Macduff serves as a character foil to Macbeth because their contrast conveys with greater clarity Macduff's strengths -- humility, loyalty, and goodness -- and Macbeth's flaws -- excessive ambition, disloyalty, and ruthlessness. Macduff is not overly ambitious, and he does not seek to increase his power. When Macbeth is crowned, Macduff doesn't go to the coronation; nor does he attend Macbeth's dinner party later on in the play. If Macduff were more interested in advancing himself, he could neglect his scruples, as Macbeth has done, and make a bid for greater power.
Further, Macduff is loyal to Duncan, and his loyalty never seems to waver. When he discovers Duncan's body, he says, "Confusion now hath made his masterpiece. / Most sacrilegious murder hath broke ope / The Lord's anointed temple and stole thence / The life o' th' building" (2.3.76-79). He doesn't see Duncan's death and Malcolm's flight as an opportunity for himself; instead, he sincerely grieves the death of a good and kind king.

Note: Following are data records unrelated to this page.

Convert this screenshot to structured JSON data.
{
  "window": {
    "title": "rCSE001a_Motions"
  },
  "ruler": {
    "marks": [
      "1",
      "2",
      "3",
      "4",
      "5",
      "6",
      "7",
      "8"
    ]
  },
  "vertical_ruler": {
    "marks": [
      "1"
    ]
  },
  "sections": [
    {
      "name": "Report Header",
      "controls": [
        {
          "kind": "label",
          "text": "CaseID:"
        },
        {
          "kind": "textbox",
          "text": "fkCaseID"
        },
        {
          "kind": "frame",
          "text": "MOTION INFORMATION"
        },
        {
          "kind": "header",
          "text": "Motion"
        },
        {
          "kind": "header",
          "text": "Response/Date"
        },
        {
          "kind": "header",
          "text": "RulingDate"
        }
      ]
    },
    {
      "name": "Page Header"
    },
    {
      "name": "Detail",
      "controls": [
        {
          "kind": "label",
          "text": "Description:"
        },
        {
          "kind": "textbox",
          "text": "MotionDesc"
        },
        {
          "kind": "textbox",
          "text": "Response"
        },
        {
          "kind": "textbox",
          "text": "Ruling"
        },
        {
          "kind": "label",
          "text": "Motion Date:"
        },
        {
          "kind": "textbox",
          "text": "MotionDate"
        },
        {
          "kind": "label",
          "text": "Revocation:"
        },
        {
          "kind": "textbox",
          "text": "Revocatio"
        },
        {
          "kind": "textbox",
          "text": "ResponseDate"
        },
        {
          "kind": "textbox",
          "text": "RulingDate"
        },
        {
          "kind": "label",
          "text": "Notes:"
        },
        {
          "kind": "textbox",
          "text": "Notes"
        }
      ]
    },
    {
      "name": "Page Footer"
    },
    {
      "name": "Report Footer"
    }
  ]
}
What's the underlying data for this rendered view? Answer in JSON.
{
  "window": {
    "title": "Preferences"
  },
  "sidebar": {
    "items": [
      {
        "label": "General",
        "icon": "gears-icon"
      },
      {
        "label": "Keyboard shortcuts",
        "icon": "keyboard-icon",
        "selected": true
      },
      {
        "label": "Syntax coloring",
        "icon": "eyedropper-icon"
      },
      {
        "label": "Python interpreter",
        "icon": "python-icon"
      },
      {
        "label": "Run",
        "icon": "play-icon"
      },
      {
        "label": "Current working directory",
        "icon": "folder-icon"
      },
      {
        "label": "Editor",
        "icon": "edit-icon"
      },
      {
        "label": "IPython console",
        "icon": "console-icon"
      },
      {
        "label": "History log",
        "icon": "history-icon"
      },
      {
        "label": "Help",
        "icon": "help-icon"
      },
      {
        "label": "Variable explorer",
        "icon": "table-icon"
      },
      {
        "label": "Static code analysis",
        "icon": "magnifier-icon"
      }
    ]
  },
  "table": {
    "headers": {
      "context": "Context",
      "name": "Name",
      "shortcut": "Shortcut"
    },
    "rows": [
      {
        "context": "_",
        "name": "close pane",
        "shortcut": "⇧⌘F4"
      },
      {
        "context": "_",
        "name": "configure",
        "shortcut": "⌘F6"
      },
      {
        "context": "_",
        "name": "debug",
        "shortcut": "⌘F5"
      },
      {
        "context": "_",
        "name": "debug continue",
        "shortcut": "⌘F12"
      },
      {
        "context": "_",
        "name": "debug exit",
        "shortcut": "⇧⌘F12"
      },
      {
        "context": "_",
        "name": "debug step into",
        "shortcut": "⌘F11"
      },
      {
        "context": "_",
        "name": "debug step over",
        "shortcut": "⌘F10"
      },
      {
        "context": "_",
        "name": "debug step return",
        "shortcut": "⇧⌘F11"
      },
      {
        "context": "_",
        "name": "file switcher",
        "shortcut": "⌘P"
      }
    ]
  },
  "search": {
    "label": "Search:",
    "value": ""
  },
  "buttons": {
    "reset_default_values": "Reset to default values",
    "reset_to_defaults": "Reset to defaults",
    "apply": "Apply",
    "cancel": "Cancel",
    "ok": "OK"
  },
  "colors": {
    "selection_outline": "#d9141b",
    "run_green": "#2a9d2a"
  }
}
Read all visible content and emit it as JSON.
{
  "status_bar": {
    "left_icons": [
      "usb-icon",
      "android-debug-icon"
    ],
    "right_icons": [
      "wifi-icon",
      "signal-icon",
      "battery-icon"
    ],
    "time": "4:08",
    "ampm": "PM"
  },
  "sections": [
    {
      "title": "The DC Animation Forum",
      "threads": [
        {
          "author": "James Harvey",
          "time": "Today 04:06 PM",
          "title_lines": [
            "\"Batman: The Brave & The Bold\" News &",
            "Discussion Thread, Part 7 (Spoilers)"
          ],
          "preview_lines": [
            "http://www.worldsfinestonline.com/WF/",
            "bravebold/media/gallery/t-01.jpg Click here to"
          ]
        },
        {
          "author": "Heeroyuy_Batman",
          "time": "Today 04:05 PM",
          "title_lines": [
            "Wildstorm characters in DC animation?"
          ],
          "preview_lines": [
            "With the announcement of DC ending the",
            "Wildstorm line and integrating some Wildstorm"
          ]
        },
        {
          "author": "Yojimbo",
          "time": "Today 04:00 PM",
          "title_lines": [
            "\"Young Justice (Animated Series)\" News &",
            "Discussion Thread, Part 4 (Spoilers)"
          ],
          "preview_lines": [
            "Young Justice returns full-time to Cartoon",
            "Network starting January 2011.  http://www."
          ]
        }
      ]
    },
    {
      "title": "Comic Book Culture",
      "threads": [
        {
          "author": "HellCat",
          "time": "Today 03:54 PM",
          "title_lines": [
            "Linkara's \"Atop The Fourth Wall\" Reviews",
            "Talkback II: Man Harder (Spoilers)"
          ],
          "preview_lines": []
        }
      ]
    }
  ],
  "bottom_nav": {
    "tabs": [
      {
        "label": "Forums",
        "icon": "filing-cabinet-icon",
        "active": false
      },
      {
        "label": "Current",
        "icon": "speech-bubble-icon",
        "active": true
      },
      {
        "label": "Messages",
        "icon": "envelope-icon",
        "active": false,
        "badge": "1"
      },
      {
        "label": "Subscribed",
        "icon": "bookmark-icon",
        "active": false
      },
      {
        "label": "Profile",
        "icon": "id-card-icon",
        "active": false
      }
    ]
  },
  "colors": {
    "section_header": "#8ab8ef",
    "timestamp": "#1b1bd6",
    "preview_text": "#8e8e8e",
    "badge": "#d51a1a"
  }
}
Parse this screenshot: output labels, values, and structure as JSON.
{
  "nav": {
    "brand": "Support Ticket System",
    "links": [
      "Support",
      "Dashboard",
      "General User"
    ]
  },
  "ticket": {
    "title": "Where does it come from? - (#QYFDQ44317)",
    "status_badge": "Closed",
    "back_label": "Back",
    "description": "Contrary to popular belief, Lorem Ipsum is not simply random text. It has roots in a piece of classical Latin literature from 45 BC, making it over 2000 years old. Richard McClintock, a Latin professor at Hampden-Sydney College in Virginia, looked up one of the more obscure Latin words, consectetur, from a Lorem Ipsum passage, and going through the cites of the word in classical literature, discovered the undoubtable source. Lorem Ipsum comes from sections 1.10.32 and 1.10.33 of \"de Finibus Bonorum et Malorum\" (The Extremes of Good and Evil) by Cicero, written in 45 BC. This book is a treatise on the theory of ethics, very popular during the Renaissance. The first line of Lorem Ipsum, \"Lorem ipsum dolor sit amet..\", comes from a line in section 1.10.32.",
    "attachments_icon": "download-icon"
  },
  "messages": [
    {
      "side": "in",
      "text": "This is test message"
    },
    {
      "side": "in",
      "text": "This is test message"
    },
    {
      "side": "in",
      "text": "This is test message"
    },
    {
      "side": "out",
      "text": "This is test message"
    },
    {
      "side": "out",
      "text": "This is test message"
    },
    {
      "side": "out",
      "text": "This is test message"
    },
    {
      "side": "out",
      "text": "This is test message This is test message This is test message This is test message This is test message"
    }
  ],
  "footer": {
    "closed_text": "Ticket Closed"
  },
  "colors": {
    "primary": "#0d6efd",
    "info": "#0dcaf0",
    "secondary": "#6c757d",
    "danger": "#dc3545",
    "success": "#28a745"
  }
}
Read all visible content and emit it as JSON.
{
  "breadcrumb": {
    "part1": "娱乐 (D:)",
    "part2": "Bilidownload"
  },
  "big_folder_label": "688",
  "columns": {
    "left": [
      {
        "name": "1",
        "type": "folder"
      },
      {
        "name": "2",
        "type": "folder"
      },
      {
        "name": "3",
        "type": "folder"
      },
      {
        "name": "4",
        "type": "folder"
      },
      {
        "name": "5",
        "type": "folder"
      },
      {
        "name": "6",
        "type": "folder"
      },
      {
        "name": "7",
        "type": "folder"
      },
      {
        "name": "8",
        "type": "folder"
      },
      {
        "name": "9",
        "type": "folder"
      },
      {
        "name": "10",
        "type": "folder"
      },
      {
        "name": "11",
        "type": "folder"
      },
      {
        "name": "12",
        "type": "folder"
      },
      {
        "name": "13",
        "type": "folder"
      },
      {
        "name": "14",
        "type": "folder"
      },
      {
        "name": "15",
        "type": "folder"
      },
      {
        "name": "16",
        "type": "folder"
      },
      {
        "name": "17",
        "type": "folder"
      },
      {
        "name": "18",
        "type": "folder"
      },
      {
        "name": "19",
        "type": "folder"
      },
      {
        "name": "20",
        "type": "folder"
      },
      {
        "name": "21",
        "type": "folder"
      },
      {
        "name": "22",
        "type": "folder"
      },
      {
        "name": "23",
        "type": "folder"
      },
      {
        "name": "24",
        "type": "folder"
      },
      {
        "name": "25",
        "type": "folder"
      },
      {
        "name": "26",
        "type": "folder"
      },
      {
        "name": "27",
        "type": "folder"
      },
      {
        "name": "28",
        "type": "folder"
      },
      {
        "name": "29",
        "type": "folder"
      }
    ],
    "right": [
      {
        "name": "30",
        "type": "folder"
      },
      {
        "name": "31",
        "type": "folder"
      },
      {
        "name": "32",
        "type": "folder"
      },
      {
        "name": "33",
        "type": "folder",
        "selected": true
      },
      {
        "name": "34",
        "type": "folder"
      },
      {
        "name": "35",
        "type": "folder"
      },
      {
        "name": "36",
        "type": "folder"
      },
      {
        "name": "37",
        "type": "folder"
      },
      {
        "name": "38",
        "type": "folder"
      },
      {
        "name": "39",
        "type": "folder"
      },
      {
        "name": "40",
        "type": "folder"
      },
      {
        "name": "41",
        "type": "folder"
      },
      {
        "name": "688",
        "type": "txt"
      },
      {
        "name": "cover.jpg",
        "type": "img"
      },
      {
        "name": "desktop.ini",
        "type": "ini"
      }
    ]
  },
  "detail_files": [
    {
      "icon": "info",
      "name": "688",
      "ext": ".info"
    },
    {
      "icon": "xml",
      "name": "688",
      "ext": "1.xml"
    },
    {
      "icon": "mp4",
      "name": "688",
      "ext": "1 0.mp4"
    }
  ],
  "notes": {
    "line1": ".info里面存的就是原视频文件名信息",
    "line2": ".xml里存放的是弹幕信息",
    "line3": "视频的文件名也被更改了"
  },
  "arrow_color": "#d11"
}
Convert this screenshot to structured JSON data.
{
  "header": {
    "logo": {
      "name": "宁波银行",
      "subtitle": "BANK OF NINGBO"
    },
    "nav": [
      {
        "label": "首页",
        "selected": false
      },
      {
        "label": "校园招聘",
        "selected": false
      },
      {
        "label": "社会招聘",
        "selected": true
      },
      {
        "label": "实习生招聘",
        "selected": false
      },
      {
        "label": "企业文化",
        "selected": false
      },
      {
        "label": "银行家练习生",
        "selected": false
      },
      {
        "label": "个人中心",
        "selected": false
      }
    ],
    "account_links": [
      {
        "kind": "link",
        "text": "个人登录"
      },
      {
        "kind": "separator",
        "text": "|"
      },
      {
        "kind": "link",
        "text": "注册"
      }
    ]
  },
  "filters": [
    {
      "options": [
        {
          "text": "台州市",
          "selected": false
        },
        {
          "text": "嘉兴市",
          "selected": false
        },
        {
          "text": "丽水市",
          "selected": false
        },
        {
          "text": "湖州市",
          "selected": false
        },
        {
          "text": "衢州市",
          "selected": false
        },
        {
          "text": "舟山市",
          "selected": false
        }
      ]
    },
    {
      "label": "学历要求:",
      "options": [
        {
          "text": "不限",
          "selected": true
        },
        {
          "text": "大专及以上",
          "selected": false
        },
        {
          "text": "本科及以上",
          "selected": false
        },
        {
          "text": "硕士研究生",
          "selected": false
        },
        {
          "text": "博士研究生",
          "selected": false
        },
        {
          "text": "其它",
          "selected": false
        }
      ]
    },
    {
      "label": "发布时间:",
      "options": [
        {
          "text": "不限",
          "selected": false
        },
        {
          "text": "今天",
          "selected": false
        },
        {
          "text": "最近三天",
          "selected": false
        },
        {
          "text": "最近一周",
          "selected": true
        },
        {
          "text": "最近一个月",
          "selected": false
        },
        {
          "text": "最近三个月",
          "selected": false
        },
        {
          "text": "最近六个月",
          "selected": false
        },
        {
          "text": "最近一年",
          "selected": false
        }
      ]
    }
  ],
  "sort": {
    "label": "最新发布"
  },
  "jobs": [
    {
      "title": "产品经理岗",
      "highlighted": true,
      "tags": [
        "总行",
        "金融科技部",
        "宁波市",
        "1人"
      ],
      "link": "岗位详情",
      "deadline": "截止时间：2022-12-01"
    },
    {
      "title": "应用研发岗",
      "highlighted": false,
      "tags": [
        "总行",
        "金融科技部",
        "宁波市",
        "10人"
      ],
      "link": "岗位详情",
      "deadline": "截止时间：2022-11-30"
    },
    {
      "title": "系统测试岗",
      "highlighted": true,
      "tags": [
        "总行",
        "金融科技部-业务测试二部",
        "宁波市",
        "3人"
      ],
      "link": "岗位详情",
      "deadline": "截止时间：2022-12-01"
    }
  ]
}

Finally, when Macduff travels to England to see Malcolm, he leaves his wife and children behind, and it doesn't seem to occur to him that Macbeth would direct any violence toward them. He has honor, something Macbeth lacks. Macduff initially intends only to unseat Macbeth, but once he learns that Macbeth has murdered his innocent family and servants, he vows to kill the king. However, it takes a great deal for him to reach this conclusion and it takes relatively little to convince Macbeth to murder.